» **YOUR TASK**:
Among the entries below, how many lines contain "Please"? Answer with the number only.

» **DATA SECTION**:
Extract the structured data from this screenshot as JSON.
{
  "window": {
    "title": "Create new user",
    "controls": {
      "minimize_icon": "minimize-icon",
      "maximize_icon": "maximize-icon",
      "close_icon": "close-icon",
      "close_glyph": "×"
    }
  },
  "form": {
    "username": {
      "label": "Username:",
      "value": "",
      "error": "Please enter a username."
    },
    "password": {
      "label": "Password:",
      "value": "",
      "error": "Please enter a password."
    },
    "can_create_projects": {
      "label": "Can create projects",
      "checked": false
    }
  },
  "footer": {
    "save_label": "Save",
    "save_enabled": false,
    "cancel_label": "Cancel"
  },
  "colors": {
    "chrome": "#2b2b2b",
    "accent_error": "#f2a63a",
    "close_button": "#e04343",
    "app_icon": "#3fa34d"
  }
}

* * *

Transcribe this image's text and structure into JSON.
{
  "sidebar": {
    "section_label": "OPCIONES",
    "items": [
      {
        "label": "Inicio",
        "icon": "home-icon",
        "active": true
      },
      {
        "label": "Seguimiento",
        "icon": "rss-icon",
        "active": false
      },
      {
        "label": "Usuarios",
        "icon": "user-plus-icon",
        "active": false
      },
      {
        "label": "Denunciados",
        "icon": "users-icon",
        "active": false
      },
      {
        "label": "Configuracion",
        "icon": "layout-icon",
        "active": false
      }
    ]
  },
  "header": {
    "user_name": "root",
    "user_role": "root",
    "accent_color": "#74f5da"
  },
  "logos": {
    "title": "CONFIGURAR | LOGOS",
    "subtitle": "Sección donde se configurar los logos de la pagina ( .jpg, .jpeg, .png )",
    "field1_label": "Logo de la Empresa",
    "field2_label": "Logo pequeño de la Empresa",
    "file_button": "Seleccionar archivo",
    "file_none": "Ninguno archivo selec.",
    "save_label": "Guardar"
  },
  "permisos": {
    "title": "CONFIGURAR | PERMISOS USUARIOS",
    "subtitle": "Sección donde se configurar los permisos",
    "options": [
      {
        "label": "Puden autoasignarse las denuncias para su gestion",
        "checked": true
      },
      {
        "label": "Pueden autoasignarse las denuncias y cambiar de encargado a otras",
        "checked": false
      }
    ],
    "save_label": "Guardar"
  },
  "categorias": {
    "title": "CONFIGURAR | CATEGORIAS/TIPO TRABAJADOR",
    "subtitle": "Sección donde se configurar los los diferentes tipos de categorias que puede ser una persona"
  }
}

» **RESPONSE**:
2